The key art for Jennifer Kent's follow-up to the instant cult-classic (and eventually gay icon) The Babadook, takes a page from Joachim Trier's domestic drama slash supernatural coming of age story, Thelma.
I am not sure if there will be a metaphysical element to The Nightingale, but given it is from Ms. Kent, and it takes place in the Tasmanian wilderness in the 19th century, I will hazard a guess. The film is a period revenge picture and has been trickling out onto the festival circuit since August last year since its debut at Venice. This new poster, coming at the vanguard of its August 2019 commercial release, certainly promises The VVitch (by typesetting) in equal measure to Thelma (by image).
Unlike many 'horror' posters, which mix gore, terror, and sex appeal, there is nothing glamourous about the bloodied eye and the tousled brown hair in the picture, rendered in sharp, detailed close-up, only to be blocked by the slightly out of fame, and slightly out of focus eponymous avian. Other nightingales gather in the background.
I am not sure if it is Alfred Hitchcock, or Stephen King, or just the uncanny way in which birds seem to form patterns with large flocks in flight, or how a flock can 'take over spaces' when they all perch.
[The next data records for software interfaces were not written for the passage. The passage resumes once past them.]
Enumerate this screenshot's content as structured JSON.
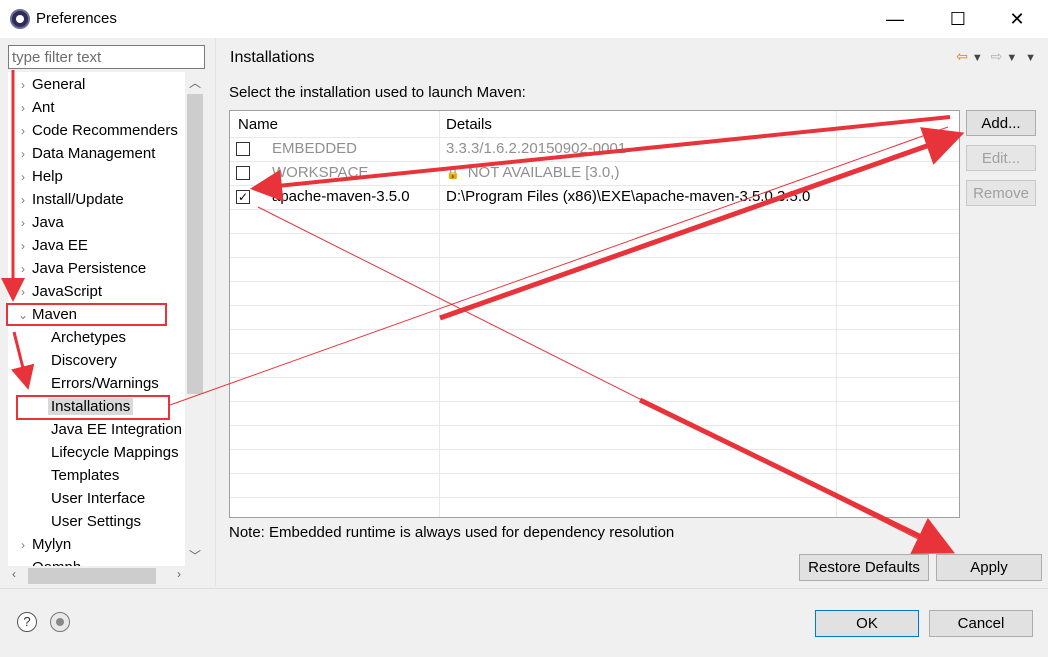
{
  "window": {
    "title": "Preferences",
    "minimize": "—",
    "maximize": "☐",
    "close": "✕"
  },
  "nav": {
    "filter_placeholder": "type filter text",
    "items": [
      {
        "label": "General",
        "expanded": false,
        "level": 0
      },
      {
        "label": "Ant",
        "expanded": false,
        "level": 0
      },
      {
        "label": "Code Recommenders",
        "expanded": false,
        "level": 0
      },
      {
        "label": "Data Management",
        "expanded": false,
        "level": 0
      },
      {
        "label": "Help",
        "expanded": false,
        "level": 0
      },
      {
        "label": "Install/Update",
        "expanded": false,
        "level": 0
      },
      {
        "label": "Java",
        "expanded": false,
        "level": 0
      },
      {
        "label": "Java EE",
        "expanded": false,
        "level": 0
      },
      {
        "label": "Java Persistence",
        "expanded": false,
        "level": 0
      },
      {
        "label": "JavaScript",
        "expanded": false,
        "level": 0
      },
      {
        "label": "Maven",
        "expanded": true,
        "level": 0
      },
      {
        "label": "Archetypes",
        "level": 1
      },
      {
        "label": "Discovery",
        "level": 1
      },
      {
        "label": "Errors/Warnings",
        "level": 1
      },
      {
        "label": "Installations",
        "level": 1,
        "selected": true
      },
      {
        "label": "Java EE Integration",
        "level": 1
      },
      {
        "label": "Lifecycle Mappings",
        "level": 1
      },
      {
        "label": "Templates",
        "level": 1
      },
      {
        "label": "User Interface",
        "level": 1
      },
      {
        "label": "User Settings",
        "level": 1
      },
      {
        "label": "Mylyn",
        "expanded": false,
        "level": 0
      },
      {
        "label": "Oomph",
        "expanded": false,
        "level": 0
      }
    ]
  },
  "page": {
    "title": "Installations",
    "description": "Select the installation used to launch Maven:",
    "note": "Note: Embedded runtime is always used for dependency resolution"
  },
  "table": {
    "columns": [
      "Name",
      "Details"
    ],
    "rows": [
      {
        "name": "EMBEDDED",
        "details": "3.3.3/1.6.2.20150902-0001",
        "checked": false,
        "disabled": true,
        "warning": false
      },
      {
        "name": "WORKSPACE",
        "details": "NOT AVAILABLE [3.0,)",
        "checked": false,
        "disabled": true,
        "warning": true
      },
      {
        "name": "apache-maven-3.5.0",
        "details": "D:\\Program Files (x86)\\EXE\\apache-maven-3.5.0 3.5.0",
        "checked": true,
        "disabled": false,
        "warning": false
      }
    ]
  },
  "side_buttons": {
    "add": "Add...",
    "edit": "Edit...",
    "remove": "Remove"
  },
  "buttons": {
    "restore_defaults": "Restore Defaults",
    "apply": "Apply",
    "ok": "OK",
    "cancel": "Cancel"
  },
  "colors": {
    "annotation": "#e8333a",
    "accent": "#0078d7"
  }
}
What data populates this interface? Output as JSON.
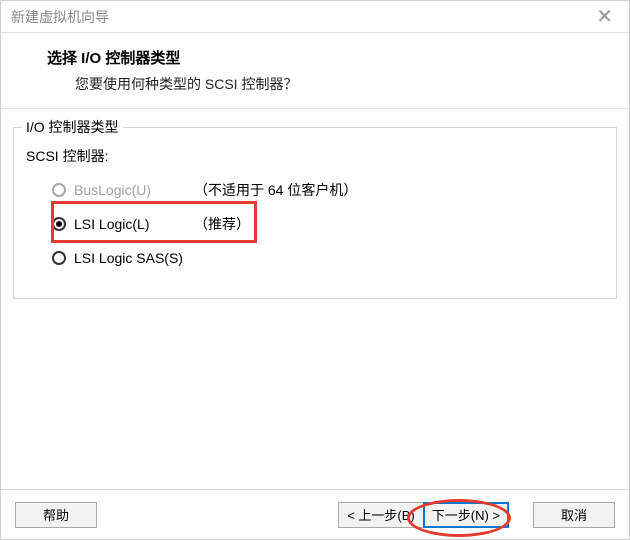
{
  "window": {
    "title": "新建虚拟机向导"
  },
  "header": {
    "title": "选择 I/O 控制器类型",
    "subtitle": "您要使用何种类型的 SCSI 控制器？"
  },
  "group": {
    "legend": "I/O 控制器类型",
    "scsi_label": "SCSI 控制器:",
    "options": {
      "buslogic": {
        "label": "BusLogic(U)",
        "note": "（不适用于 64 位客户机）",
        "selected": false,
        "enabled": false
      },
      "lsilogic": {
        "label": "LSI Logic(L)",
        "note": "（推荐）",
        "selected": true,
        "enabled": true
      },
      "lsilogic_sas": {
        "label": "LSI Logic SAS(S)",
        "note": "",
        "selected": false,
        "enabled": true
      }
    }
  },
  "footer": {
    "help": "帮助",
    "back": "< 上一步(B)",
    "next": "下一步(N) >",
    "cancel": "取消"
  }
}
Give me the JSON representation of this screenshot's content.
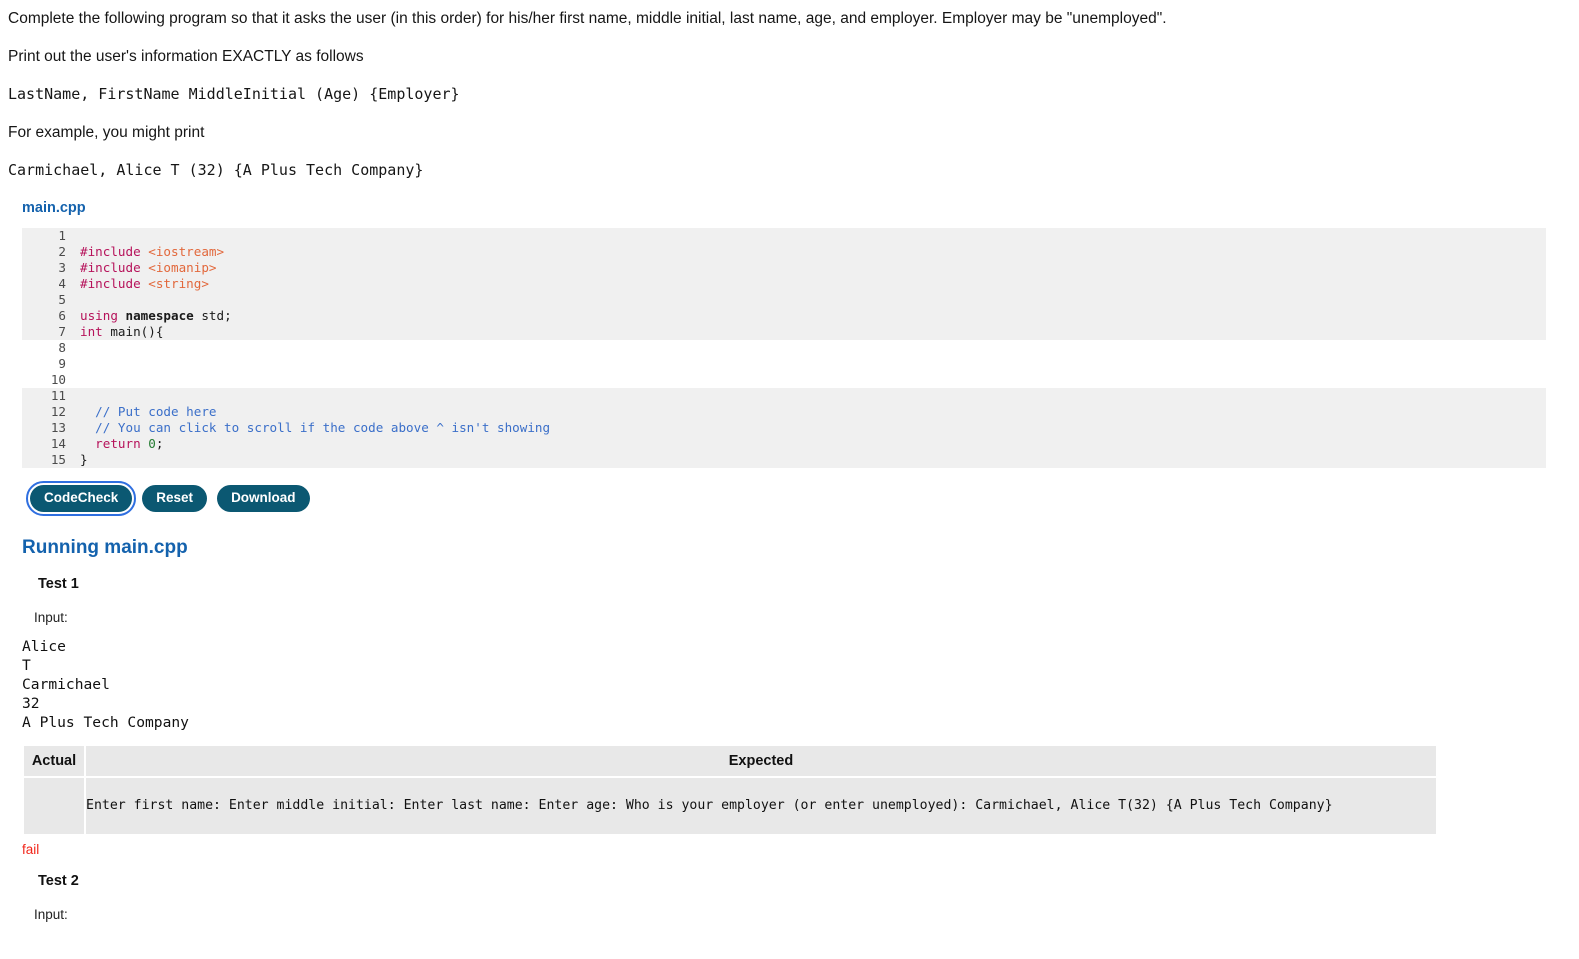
{
  "problem": {
    "lines": [
      {
        "text": "Complete the following program so that it asks the user (in this order) for his/her first name, middle initial, last name, age, and employer. Employer may be \"unemployed\".",
        "mono": false
      },
      {
        "text": "Print out the user's information EXACTLY as follows",
        "mono": false
      },
      {
        "text": "LastName, FirstName MiddleInitial (Age) {Employer}",
        "mono": true
      },
      {
        "text": "For example, you might print",
        "mono": false
      },
      {
        "text": "Carmichael, Alice T (32) {A Plus Tech Company}",
        "mono": true
      }
    ]
  },
  "editor": {
    "filename": "main.cpp",
    "segments": [
      {
        "editable": false,
        "lines": [
          {
            "n": "1",
            "tokens": []
          },
          {
            "n": "2",
            "tokens": [
              {
                "t": "#include ",
                "c": "pre"
              },
              {
                "t": "<iostream>",
                "c": "inc"
              }
            ]
          },
          {
            "n": "3",
            "tokens": [
              {
                "t": "#include ",
                "c": "pre"
              },
              {
                "t": "<iomanip>",
                "c": "inc"
              }
            ]
          },
          {
            "n": "4",
            "tokens": [
              {
                "t": "#include ",
                "c": "pre"
              },
              {
                "t": "<string>",
                "c": "inc"
              }
            ]
          },
          {
            "n": "5",
            "tokens": []
          },
          {
            "n": "6",
            "tokens": [
              {
                "t": "using ",
                "c": "kw"
              },
              {
                "t": "namespace",
                "c": "bold"
              },
              {
                "t": " std;",
                "c": "plain"
              }
            ]
          },
          {
            "n": "7",
            "tokens": [
              {
                "t": "int",
                "c": "kw"
              },
              {
                "t": " main(){",
                "c": "plain"
              }
            ]
          }
        ]
      },
      {
        "editable": true,
        "lines": [
          {
            "n": "8",
            "tokens": []
          },
          {
            "n": "9",
            "tokens": []
          },
          {
            "n": "10",
            "tokens": []
          }
        ]
      },
      {
        "editable": false,
        "lines": [
          {
            "n": "11",
            "tokens": []
          },
          {
            "n": "12",
            "tokens": [
              {
                "t": "  // Put code here",
                "c": "com"
              }
            ]
          },
          {
            "n": "13",
            "tokens": [
              {
                "t": "  // You can click to scroll if the code above ^ isn't showing",
                "c": "com"
              }
            ]
          },
          {
            "n": "14",
            "tokens": [
              {
                "t": "  return",
                "c": "kw"
              },
              {
                "t": " ",
                "c": "plain"
              },
              {
                "t": "0",
                "c": "num"
              },
              {
                "t": ";",
                "c": "plain"
              }
            ]
          },
          {
            "n": "15",
            "tokens": [
              {
                "t": "}",
                "c": "plain"
              }
            ]
          }
        ]
      }
    ]
  },
  "toolbar": {
    "codecheck_label": "CodeCheck",
    "reset_label": "Reset",
    "download_label": "Download"
  },
  "results": {
    "run_title": "Running main.cpp",
    "input_label": "Input:",
    "columns": {
      "actual": "Actual",
      "expected": "Expected"
    },
    "tests": [
      {
        "name": "Test 1",
        "input": "Alice\nT\nCarmichael\n32\nA Plus Tech Company",
        "actual": "",
        "expected": "Enter first name: Enter middle initial: Enter last name: Enter age: Who is your employer (or enter unemployed): Carmichael, Alice T(32) {A Plus Tech Company}",
        "verdict": "fail"
      },
      {
        "name": "Test 2",
        "input": ""
      }
    ]
  },
  "colors": {
    "accent_blue": "#1462ad",
    "button_bg": "#0b5872",
    "fail_red": "#f2261a",
    "focus_ring": "#2f6fe0"
  }
}
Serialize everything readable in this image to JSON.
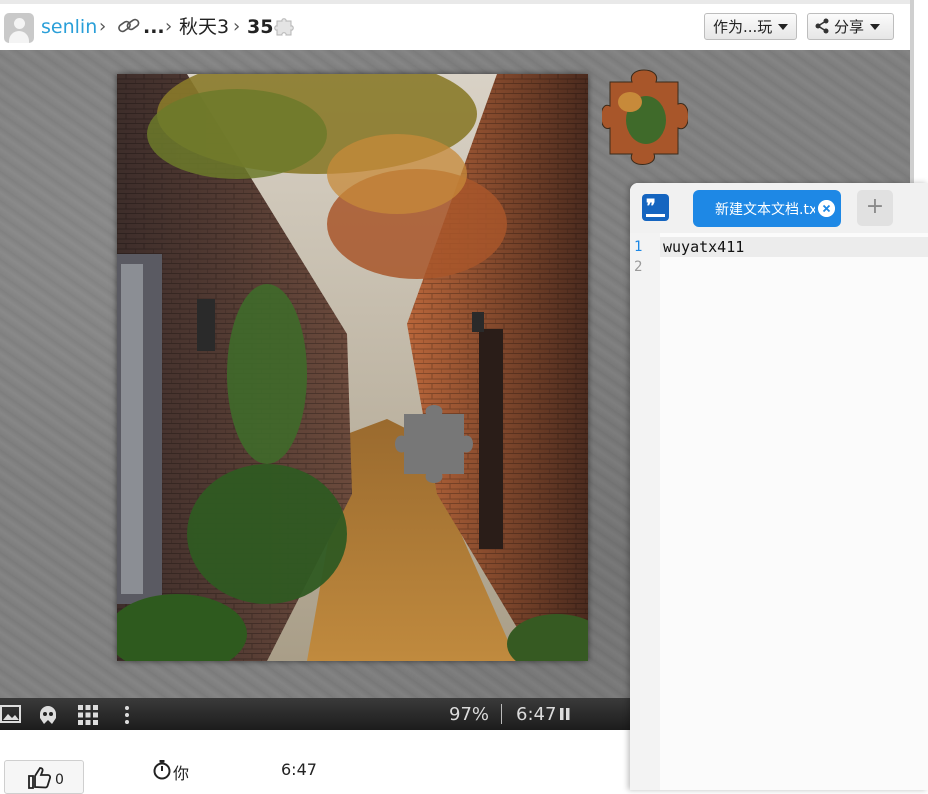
{
  "breadcrumb": {
    "user": "senlin",
    "ellipsis": "...",
    "album": "秋天3",
    "count": "35"
  },
  "toolbar": {
    "play_as_label": "作为...玩",
    "share_label": "分享"
  },
  "status": {
    "zoom": "97%",
    "timer": "6:47"
  },
  "stats": {
    "likes": "0",
    "player": "你",
    "player_time": "6:47"
  },
  "editor": {
    "tab_label": "新建文本文档.txt",
    "line_numbers": [
      "1",
      "2"
    ],
    "lines": [
      "wuyatx411",
      ""
    ],
    "new_tab_label": "+"
  },
  "colors": {
    "accent": "#2a9fd8",
    "editor_tab": "#1e88e5",
    "statusbar": "#2a2a2a",
    "table_bg": "#808080"
  },
  "icons": {
    "avatar": "default-avatar",
    "link": "link-icon",
    "puzzle": "puzzle-piece-icon",
    "share": "share-icon",
    "image": "image-icon",
    "ghost": "ghost-icon",
    "grid": "grid-icon",
    "menu": "more-vertical-icon",
    "pause": "pause-icon",
    "like": "thumbs-up-icon",
    "stopwatch": "stopwatch-icon"
  }
}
The sparse swirl of nightingales in the poster below here engender that effect.